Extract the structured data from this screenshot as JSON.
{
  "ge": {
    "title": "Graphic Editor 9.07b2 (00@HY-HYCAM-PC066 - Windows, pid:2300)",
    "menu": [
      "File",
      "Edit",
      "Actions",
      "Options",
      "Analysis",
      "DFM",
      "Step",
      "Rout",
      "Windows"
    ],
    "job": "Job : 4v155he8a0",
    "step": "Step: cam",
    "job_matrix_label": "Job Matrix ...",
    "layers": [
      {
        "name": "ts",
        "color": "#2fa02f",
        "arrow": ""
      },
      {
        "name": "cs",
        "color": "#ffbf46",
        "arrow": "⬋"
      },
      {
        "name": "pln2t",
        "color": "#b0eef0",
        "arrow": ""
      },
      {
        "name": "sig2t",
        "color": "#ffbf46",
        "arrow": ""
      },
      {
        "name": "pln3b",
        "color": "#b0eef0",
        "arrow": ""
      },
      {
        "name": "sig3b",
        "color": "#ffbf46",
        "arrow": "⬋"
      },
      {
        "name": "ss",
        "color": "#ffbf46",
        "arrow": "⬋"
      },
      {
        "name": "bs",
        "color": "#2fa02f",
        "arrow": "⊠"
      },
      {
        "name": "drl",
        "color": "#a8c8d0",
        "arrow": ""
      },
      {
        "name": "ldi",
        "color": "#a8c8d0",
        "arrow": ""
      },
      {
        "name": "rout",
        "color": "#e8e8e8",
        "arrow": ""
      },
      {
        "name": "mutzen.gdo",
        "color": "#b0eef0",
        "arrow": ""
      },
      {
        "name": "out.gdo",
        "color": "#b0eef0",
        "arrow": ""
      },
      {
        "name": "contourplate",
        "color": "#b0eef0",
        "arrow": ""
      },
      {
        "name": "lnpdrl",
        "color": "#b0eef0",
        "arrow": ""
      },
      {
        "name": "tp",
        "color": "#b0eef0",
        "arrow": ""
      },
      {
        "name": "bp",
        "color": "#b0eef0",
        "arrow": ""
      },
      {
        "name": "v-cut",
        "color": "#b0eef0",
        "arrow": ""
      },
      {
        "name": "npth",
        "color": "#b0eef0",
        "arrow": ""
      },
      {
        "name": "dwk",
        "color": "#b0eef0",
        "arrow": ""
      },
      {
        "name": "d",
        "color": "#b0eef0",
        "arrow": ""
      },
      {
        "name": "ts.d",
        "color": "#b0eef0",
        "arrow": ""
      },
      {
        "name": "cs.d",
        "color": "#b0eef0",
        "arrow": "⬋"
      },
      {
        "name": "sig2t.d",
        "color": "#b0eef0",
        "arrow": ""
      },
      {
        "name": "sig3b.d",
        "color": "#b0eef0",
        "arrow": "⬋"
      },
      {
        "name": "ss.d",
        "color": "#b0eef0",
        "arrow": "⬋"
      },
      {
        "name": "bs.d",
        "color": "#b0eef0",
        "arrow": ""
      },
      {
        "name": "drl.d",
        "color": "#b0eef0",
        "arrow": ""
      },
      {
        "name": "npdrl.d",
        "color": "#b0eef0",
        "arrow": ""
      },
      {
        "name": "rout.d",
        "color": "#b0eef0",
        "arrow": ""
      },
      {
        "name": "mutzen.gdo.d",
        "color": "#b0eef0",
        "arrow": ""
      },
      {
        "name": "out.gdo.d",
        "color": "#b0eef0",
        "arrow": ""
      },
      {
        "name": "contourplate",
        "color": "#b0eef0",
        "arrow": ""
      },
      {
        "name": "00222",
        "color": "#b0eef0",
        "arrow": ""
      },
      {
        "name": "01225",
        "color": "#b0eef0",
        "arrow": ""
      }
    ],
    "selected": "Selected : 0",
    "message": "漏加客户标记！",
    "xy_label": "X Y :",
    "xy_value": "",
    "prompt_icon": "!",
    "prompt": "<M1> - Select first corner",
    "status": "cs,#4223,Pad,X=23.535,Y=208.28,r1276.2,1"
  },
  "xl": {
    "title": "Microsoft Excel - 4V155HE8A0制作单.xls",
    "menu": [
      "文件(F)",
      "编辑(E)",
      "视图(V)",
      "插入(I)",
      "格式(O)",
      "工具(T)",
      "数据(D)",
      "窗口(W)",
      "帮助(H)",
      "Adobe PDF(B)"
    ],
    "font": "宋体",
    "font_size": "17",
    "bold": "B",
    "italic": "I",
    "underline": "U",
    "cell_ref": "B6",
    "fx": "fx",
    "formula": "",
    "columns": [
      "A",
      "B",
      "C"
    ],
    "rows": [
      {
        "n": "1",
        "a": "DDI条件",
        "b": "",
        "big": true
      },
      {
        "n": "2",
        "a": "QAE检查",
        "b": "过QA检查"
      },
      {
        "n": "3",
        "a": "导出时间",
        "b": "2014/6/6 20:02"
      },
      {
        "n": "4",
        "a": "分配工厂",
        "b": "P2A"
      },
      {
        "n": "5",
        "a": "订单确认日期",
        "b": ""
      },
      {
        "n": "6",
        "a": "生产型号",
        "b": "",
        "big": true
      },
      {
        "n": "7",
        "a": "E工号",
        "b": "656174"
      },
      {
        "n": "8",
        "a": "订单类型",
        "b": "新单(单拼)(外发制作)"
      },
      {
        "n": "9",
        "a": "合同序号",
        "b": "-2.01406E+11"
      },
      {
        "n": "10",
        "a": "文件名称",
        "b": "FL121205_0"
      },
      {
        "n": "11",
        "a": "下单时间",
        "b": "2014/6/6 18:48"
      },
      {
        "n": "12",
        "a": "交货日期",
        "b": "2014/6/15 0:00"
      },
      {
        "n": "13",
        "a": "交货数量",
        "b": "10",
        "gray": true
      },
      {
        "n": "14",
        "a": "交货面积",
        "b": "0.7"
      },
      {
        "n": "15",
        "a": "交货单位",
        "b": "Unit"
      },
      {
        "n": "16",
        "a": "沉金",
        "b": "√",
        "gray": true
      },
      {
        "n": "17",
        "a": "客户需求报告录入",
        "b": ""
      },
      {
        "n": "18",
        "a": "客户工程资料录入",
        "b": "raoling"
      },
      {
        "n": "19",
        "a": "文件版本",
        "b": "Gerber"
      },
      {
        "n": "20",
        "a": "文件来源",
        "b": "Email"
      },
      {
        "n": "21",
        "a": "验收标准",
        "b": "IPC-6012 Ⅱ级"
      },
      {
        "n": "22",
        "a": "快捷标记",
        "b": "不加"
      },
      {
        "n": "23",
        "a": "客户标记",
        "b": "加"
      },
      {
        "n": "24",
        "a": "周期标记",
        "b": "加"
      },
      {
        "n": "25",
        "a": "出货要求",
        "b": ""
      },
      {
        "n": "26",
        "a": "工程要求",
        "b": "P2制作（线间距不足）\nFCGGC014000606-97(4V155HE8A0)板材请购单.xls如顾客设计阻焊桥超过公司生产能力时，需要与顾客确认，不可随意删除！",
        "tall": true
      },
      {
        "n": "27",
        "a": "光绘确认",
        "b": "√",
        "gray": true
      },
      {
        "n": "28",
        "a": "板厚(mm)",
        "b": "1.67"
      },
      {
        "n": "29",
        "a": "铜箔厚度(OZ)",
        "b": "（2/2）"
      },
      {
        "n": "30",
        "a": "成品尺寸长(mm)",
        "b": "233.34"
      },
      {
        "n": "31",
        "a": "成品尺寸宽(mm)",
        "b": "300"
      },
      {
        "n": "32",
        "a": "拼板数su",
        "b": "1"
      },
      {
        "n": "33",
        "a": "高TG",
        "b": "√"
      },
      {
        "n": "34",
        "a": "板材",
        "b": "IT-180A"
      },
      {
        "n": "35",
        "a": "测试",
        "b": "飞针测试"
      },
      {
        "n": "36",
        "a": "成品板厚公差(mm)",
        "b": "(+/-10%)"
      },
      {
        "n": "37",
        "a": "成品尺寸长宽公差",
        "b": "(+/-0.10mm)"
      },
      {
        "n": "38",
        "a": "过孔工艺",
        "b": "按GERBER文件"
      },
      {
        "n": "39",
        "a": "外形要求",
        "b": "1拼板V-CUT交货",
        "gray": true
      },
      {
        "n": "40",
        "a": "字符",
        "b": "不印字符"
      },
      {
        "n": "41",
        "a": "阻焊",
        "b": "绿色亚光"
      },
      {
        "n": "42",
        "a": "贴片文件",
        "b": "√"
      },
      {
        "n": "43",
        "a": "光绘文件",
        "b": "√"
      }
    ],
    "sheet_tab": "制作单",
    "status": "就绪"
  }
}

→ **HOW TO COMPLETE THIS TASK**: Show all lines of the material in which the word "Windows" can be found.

→ **ANSWER BOX**:
    "title": "Graphic Editor 9.07b2 (00@HY-HYCAM-PC066 - Windows, pid:2300)",
      "Windows"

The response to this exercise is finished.